Dataset entries
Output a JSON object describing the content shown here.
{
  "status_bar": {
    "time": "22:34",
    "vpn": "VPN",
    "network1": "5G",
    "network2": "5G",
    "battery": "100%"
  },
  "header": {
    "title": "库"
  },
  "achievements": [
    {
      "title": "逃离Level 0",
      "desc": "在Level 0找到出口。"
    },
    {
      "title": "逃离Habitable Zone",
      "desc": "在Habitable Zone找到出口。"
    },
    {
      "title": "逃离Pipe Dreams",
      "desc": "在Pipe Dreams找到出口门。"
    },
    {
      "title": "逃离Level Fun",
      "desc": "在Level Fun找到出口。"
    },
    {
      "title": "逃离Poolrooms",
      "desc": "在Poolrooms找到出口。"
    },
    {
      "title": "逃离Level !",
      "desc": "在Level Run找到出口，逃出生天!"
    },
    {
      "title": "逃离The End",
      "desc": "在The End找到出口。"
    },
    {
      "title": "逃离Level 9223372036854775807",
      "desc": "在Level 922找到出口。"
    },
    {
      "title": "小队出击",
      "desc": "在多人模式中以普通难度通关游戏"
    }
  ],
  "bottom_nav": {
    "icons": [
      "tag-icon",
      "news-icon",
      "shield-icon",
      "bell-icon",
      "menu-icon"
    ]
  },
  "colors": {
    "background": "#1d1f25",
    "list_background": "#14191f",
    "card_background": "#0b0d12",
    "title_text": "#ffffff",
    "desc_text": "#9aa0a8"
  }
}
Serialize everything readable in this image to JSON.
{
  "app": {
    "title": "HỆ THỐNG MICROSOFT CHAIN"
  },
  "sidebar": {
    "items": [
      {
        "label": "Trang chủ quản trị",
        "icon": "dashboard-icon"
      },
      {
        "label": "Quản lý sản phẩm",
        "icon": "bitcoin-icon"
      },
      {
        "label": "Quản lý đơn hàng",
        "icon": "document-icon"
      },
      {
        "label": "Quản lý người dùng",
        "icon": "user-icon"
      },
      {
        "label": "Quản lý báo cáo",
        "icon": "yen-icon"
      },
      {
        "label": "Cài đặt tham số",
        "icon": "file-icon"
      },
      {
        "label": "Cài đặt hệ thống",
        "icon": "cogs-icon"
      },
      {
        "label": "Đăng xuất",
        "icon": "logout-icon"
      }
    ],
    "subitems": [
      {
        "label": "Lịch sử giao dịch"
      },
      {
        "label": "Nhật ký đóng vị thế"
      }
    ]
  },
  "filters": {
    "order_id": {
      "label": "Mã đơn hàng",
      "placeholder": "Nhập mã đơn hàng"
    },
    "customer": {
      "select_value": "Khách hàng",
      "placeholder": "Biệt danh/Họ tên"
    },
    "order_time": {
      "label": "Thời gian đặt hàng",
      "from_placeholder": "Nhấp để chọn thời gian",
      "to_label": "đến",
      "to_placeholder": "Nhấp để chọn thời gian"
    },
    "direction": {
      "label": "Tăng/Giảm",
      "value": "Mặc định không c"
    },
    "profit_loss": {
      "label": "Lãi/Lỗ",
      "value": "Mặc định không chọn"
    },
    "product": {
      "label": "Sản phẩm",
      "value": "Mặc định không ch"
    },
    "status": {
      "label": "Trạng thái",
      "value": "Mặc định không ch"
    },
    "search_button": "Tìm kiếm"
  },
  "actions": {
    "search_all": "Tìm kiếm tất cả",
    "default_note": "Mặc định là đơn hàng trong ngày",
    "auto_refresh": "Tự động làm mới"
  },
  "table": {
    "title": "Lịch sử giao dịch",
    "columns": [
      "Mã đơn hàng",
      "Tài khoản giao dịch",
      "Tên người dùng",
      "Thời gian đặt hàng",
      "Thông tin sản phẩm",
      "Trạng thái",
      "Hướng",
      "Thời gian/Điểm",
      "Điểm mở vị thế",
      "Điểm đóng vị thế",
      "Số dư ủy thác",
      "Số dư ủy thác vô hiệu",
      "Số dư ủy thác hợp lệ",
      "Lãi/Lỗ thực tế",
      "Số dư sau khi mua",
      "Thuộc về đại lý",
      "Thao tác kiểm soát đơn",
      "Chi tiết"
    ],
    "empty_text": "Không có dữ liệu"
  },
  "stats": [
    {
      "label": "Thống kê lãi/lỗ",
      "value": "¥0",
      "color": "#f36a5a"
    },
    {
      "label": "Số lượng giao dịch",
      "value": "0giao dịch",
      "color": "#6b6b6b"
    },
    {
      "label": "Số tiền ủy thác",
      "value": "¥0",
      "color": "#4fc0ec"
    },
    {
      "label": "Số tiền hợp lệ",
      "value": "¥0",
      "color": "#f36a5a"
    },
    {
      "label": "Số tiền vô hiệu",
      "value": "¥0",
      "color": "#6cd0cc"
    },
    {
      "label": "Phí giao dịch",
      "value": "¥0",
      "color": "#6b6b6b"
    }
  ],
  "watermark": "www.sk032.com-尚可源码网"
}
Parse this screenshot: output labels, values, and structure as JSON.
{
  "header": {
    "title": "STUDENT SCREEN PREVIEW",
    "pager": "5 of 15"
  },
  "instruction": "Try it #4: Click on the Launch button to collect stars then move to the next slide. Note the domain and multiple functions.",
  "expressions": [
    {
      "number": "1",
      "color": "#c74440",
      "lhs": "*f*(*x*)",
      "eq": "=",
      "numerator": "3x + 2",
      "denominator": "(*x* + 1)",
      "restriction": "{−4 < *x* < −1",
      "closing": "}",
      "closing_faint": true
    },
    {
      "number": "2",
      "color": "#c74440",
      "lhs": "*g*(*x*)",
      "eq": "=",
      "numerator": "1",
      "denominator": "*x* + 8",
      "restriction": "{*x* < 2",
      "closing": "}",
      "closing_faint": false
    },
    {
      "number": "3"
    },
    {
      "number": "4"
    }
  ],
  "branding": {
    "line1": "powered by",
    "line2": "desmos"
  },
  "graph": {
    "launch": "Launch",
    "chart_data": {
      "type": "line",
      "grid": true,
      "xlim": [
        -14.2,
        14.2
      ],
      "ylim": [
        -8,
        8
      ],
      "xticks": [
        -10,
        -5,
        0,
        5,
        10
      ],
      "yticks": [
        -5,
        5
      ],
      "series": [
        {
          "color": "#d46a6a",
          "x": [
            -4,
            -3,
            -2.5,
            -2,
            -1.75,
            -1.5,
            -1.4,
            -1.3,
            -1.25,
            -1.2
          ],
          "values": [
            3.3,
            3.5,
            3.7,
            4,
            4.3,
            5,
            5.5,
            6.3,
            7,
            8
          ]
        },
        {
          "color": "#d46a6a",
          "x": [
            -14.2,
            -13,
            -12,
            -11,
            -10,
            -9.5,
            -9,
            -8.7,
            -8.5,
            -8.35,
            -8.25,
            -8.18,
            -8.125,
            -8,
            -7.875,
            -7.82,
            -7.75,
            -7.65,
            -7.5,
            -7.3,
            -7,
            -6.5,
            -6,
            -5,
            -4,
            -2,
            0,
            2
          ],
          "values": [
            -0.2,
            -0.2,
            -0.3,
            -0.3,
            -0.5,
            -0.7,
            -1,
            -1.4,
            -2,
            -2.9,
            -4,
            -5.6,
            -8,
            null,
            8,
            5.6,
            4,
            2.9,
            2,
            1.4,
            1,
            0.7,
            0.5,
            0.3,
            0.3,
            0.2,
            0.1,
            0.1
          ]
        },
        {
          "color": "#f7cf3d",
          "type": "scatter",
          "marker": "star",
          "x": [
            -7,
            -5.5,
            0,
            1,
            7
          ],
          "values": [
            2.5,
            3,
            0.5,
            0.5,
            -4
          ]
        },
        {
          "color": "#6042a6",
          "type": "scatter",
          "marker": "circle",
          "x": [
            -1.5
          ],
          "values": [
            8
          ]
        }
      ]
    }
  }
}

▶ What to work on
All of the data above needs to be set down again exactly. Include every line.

▶ Expected answer
Output a JSON object describing the content shown here.
{
  "status_bar": {
    "time": "22:34",
    "vpn": "VPN",
    "network1": "5G",
    "network2": "5G",
    "battery": "100%"
  },
  "header": {
    "title": "库"
  },
  "achievements": [
    {
      "title": "逃离Level 0",
      "desc": "在Level 0找到出口。"
    },
    {
      "title": "逃离Habitable Zone",
      "desc": "在Habitable Zone找到出口。"
    },
    {
      "title": "逃离Pipe Dreams",
      "desc": "在Pipe Dreams找到出口门。"
    },
    {
      "title": "逃离Level Fun",
      "desc": "在Level Fun找到出口。"
    },
    {
      "title": "逃离Poolrooms",
      "desc": "在Poolrooms找到出口。"
    },
    {
      "title": "逃离Level !",
      "desc": "在Level Run找到出口，逃出生天!"
    },
    {
      "title": "逃离The End",
      "desc": "在The End找到出口。"
    },
    {
      "title": "逃离Level 9223372036854775807",
      "desc": "在Level 922找到出口。"
    },
    {
      "title": "小队出击",
      "desc": "在多人模式中以普通难度通关游戏"
    }
  ],
  "bottom_nav": {
    "icons": [
      "tag-icon",
      "news-icon",
      "shield-icon",
      "bell-icon",
      "menu-icon"
    ]
  },
  "colors": {
    "background": "#1d1f25",
    "list_background": "#14191f",
    "card_background": "#0b0d12",
    "title_text": "#ffffff",
    "desc_text": "#9aa0a8"
  }
}
Serialize everything readable in this image to JSON.
{
  "app": {
    "title": "HỆ THỐNG MICROSOFT CHAIN"
  },
  "sidebar": {
    "items": [
      {
        "label": "Trang chủ quản trị",
        "icon": "dashboard-icon"
      },
      {
        "label": "Quản lý sản phẩm",
        "icon": "bitcoin-icon"
      },
      {
        "label": "Quản lý đơn hàng",
        "icon": "document-icon"
      },
      {
        "label": "Quản lý người dùng",
        "icon": "user-icon"
      },
      {
        "label": "Quản lý báo cáo",
        "icon": "yen-icon"
      },
      {
        "label": "Cài đặt tham số",
        "icon": "file-icon"
      },
      {
        "label": "Cài đặt hệ thống",
        "icon": "cogs-icon"
      },
      {
        "label": "Đăng xuất",
        "icon": "logout-icon"
      }
    ],
    "subitems": [
      {
        "label": "Lịch sử giao dịch"
      },
      {
        "label": "Nhật ký đóng vị thế"
      }
    ]
  },
  "filters": {
    "order_id": {
      "label": "Mã đơn hàng",
      "placeholder": "Nhập mã đơn hàng"
    },
    "customer": {
      "select_value": "Khách hàng",
      "placeholder": "Biệt danh/Họ tên"
    },
    "order_time": {
      "label": "Thời gian đặt hàng",
      "from_placeholder": "Nhấp để chọn thời gian",
      "to_label": "đến",
      "to_placeholder": "Nhấp để chọn thời gian"
    },
    "direction": {
      "label": "Tăng/Giảm",
      "value": "Mặc định không c"
    },
    "profit_loss": {
      "label": "Lãi/Lỗ",
      "value": "Mặc định không chọn"
    },
    "product": {
      "label": "Sản phẩm",
      "value": "Mặc định không ch"
    },
    "status": {
      "label": "Trạng thái",
      "value": "Mặc định không ch"
    },
    "search_button": "Tìm kiếm"
  },
  "actions": {
    "search_all": "Tìm kiếm tất cả",
    "default_note": "Mặc định là đơn hàng trong ngày",
    "auto_refresh": "Tự động làm mới"
  },
  "table": {
    "title": "Lịch sử giao dịch",
    "columns": [
      "Mã đơn hàng",
      "Tài khoản giao dịch",
      "Tên người dùng",
      "Thời gian đặt hàng",
      "Thông tin sản phẩm",
      "Trạng thái",
      "Hướng",
      "Thời gian/Điểm",
      "Điểm mở vị thế",
      "Điểm đóng vị thế",
      "Số dư ủy thác",
      "Số dư ủy thác vô hiệu",
      "Số dư ủy thác hợp lệ",
      "Lãi/Lỗ thực tế",
      "Số dư sau khi mua",
      "Thuộc về đại lý",
      "Thao tác kiểm soát đơn",
      "Chi tiết"
    ],
    "empty_text": "Không có dữ liệu"
  },
  "stats": [
    {
      "label": "Thống kê lãi/lỗ",
      "value": "¥0",
      "color": "#f36a5a"
    },
    {
      "label": "Số lượng giao dịch",
      "value": "0giao dịch",
      "color": "#6b6b6b"
    },
    {
      "label": "Số tiền ủy thác",
      "value": "¥0",
      "color": "#4fc0ec"
    },
    {
      "label": "Số tiền hợp lệ",
      "value": "¥0",
      "color": "#f36a5a"
    },
    {
      "label": "Số tiền vô hiệu",
      "value": "¥0",
      "color": "#6cd0cc"
    },
    {
      "label": "Phí giao dịch",
      "value": "¥0",
      "color": "#6b6b6b"
    }
  ],
  "watermark": "www.sk032.com-尚可源码网"
}
Parse this screenshot: output labels, values, and structure as JSON.
{
  "header": {
    "title": "STUDENT SCREEN PREVIEW",
    "pager": "5 of 15"
  },
  "instruction": "Try it #4: Click on the Launch button to collect stars then move to the next slide. Note the domain and multiple functions.",
  "expressions": [
    {
      "number": "1",
      "color": "#c74440",
      "lhs": "*f*(*x*)",
      "eq": "=",
      "numerator": "3x + 2",
      "denominator": "(*x* + 1)",
      "restriction": "{−4 < *x* < −1",
      "closing": "}",
      "closing_faint": true
    },
    {
      "number": "2",
      "color": "#c74440",
      "lhs": "*g*(*x*)",
      "eq": "=",
      "numerator": "1",
      "denominator": "*x* + 8",
      "restriction": "{*x* < 2",
      "closing": "}",
      "closing_faint": false
    },
    {
      "number": "3"
    },
    {
      "number": "4"
    }
  ],
  "branding": {
    "line1": "powered by",
    "line2": "desmos"
  },
  "graph": {
    "launch": "Launch",
    "chart_data": {
      "type": "line",
      "grid": true,
      "xlim": [
        -14.2,
        14.2
      ],
      "ylim": [
        -8,
        8
      ],
      "xticks": [
        -10,
        -5,
        0,
        5,
        10
      ],
      "yticks": [
        -5,
        5
      ],
      "series": [
        {
          "color": "#d46a6a",
          "x": [
            -4,
            -3,
            -2.5,
            -2,
            -1.75,
            -1.5,
            -1.4,
            -1.3,
            -1.25,
            -1.2
          ],
          "values": [
            3.3,
            3.5,
            3.7,
            4,
            4.3,
            5,
            5.5,
            6.3,
            7,
            8
          ]
        },
        {
          "color": "#d46a6a",
          "x": [
            -14.2,
            -13,
            -12,
            -11,
            -10,
            -9.5,
            -9,
            -8.7,
            -8.5,
            -8.35,
            -8.25,
            -8.18,
            -8.125,
            -8,
            -7.875,
            -7.82,
            -7.75,
            -7.65,
            -7.5,
            -7.3,
            -7,
            -6.5,
            -6,
            -5,
            -4,
            -2,
            0,
            2
          ],
          "values": [
            -0.2,
            -0.2,
            -0.3,
            -0.3,
            -0.5,
            -0.7,
            -1,
            -1.4,
            -2,
            -2.9,
            -4,
            -5.6,
            -8,
            null,
            8,
            5.6,
            4,
            2.9,
            2,
            1.4,
            1,
            0.7,
            0.5,
            0.3,
            0.3,
            0.2,
            0.1,
            0.1
          ]
        },
        {
          "color": "#f7cf3d",
          "type": "scatter",
          "marker": "star",
          "x": [
            -7,
            -5.5,
            0,
            1,
            7
          ],
          "values": [
            2.5,
            3,
            0.5,
            0.5,
            -4
          ]
        },
        {
          "color": "#6042a6",
          "type": "scatter",
          "marker": "circle",
          "x": [
            -1.5
          ],
          "values": [
            8
          ]
        }
      ]
    }
  }
}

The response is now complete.